If you own the first edition of the HDR Book you’ll find that this book is an excellent update. RC has added plenty of new techniques and he’s edited out some things that no longer apply (there’s very little in this edition about using Photoshop HDR Pro, for example). If you don’t own either of the HDR Books, and you had to choose only one to buy, this second edition is definitely the one to get.
If you’re like me you’ll finish reading this book cover-to-cover in no time at all. When you’ve finished reading it you’re going to keep it close to where you do your editing so you can quickly find the technique that is sure to help you finish off your images. And when you’ve memorized every technique it should find a home on your coffee table because the images in this book literally pop off the pages.

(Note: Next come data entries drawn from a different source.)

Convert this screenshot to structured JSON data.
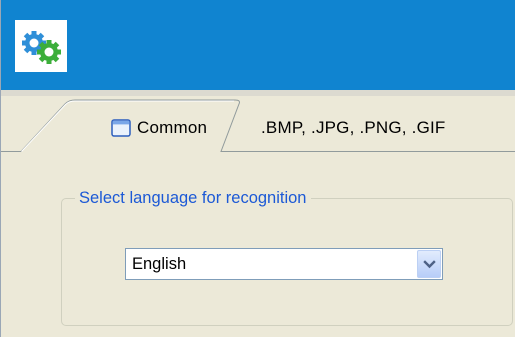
{
  "header": {
    "logo_icon": "gears-icon",
    "background_color": "#1084d0"
  },
  "tabs": [
    {
      "label": "Common",
      "icon": "window-icon",
      "active": true
    },
    {
      "label": ".BMP, .JPG, .PNG, .GIF",
      "active": false
    }
  ],
  "language_group": {
    "legend": "Select language for recognition",
    "legend_color": "#1c59d6",
    "dropdown": {
      "selected": "English",
      "arrow_icon": "chevron-down-icon"
    }
  }
}
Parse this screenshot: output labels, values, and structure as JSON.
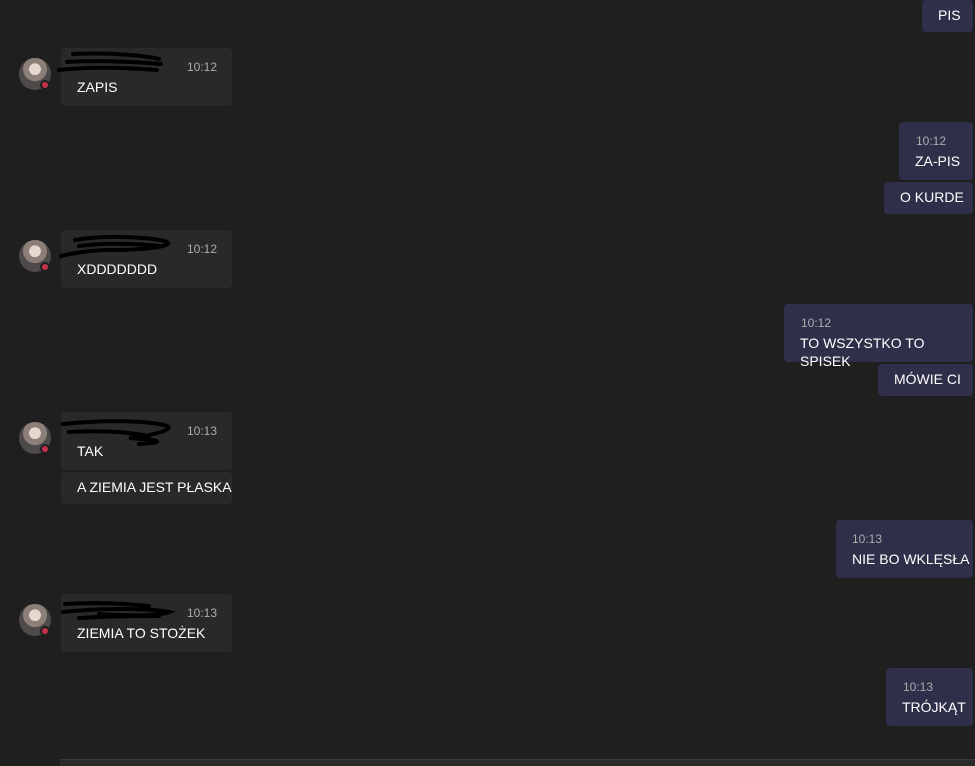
{
  "messages": {
    "m1": {
      "text": "PIS"
    },
    "m2": {
      "time": "10:12",
      "text": "ZAPIS"
    },
    "m3": {
      "time": "10:12",
      "text": "ZA-PIS"
    },
    "m4": {
      "text": "O KURDE"
    },
    "m5": {
      "time": "10:12",
      "text": "XDDDDDDD"
    },
    "m6": {
      "time": "10:12",
      "text": "TO WSZYSTKO TO SPISEK"
    },
    "m7": {
      "text": "MÓWIE CI"
    },
    "m8": {
      "time": "10:13",
      "text": "TAK"
    },
    "m9": {
      "text": "A ZIEMIA JEST PŁASKA"
    },
    "m10": {
      "time": "10:13",
      "text": "NIE BO WKLĘSŁA"
    },
    "m11": {
      "time": "10:13",
      "text": "ZIEMIA TO STOŻEK"
    },
    "m12": {
      "time": "10:13",
      "text": "TRÓJKĄT"
    }
  },
  "colors": {
    "background": "#1f1f1f",
    "outgoing_bubble": "#2f2f4a",
    "incoming_bubble": "#292929",
    "presence_busy": "#c4314b"
  }
}
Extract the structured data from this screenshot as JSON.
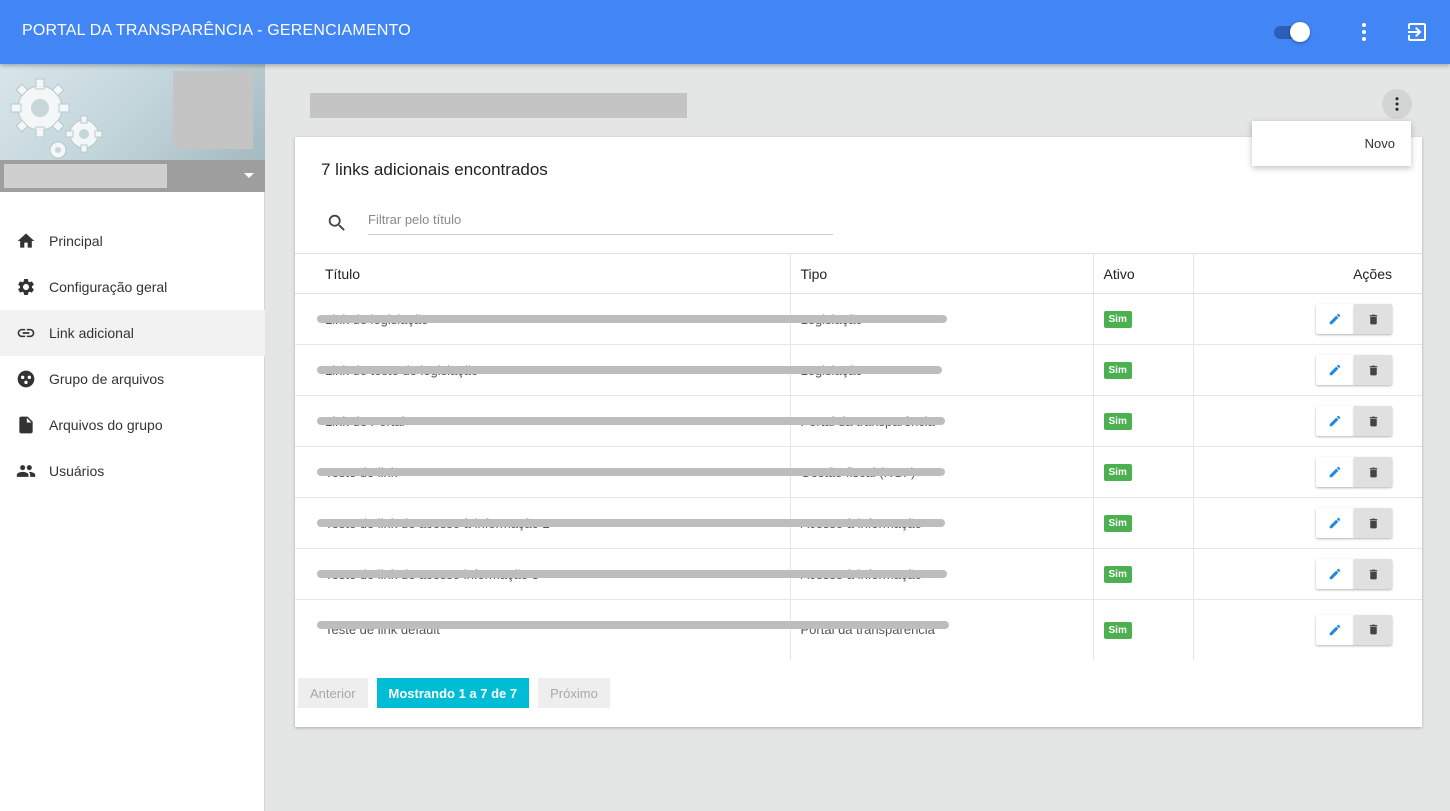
{
  "header": {
    "title": "PORTAL DA TRANSPARÊNCIA - GERENCIAMENTO",
    "toggle_state": "on",
    "icons": [
      "more-vert-icon",
      "exit-icon"
    ]
  },
  "sidebar": {
    "items": [
      {
        "label": "Principal",
        "icon": "home-icon"
      },
      {
        "label": "Configuração geral",
        "icon": "gear-icon"
      },
      {
        "label": "Link adicional",
        "icon": "link-icon",
        "active": true
      },
      {
        "label": "Grupo de arquivos",
        "icon": "group-icon"
      },
      {
        "label": "Arquivos do grupo",
        "icon": "file-icon"
      },
      {
        "label": "Usuários",
        "icon": "users-icon"
      }
    ]
  },
  "page_menu": {
    "items": [
      "Novo"
    ]
  },
  "card": {
    "title": "7 links adicionais encontrados",
    "search_placeholder": "Filtrar pelo título",
    "columns": [
      "Título",
      "Tipo",
      "Ativo",
      "Ações"
    ],
    "rows": [
      {
        "titulo": "Link de legislação",
        "tipo": "Legislação",
        "ativo": "Sim"
      },
      {
        "titulo": "Link de teste de legislação",
        "tipo": "Legislação",
        "ativo": "Sim"
      },
      {
        "titulo": "Link de Portal",
        "tipo": "Portal da transparência",
        "ativo": "Sim"
      },
      {
        "titulo": "Teste de link",
        "tipo": "Gestão fiscal (RGF)",
        "ativo": "Sim"
      },
      {
        "titulo": "Teste de link de acesso à informação 2",
        "tipo": "Acesso à informação",
        "ativo": "Sim"
      },
      {
        "titulo": "Teste de link de acesso informação 3",
        "tipo": "Acesso à informação",
        "ativo": "Sim"
      },
      {
        "titulo": "Teste de link default",
        "tipo": "Portal da transparência",
        "ativo": "Sim"
      }
    ]
  },
  "pager": {
    "prev": "Anterior",
    "info": "Mostrando 1 a 7 de 7",
    "next": "Próximo"
  },
  "colors": {
    "header": "#4285f4",
    "active_badge": "#4caf50",
    "pager_info": "#00bcd4",
    "edit_icon": "#1e88e5"
  }
}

I give RC Concepcion’s new book five stars (out of five stars) and I highly recommend it to all photographers who want to create better images (both HDR and non-HDR). It’s an easy read that isn’t too technical for people who are just beginning and it includes some advanced techniques that will satisfy the most experienced HDR photographer and Photoshop user. RC is an great instructor and his new book is equal parts instruction and inspiration.
You can find RC’s HDR book at most book sellers and on Amazon.com here.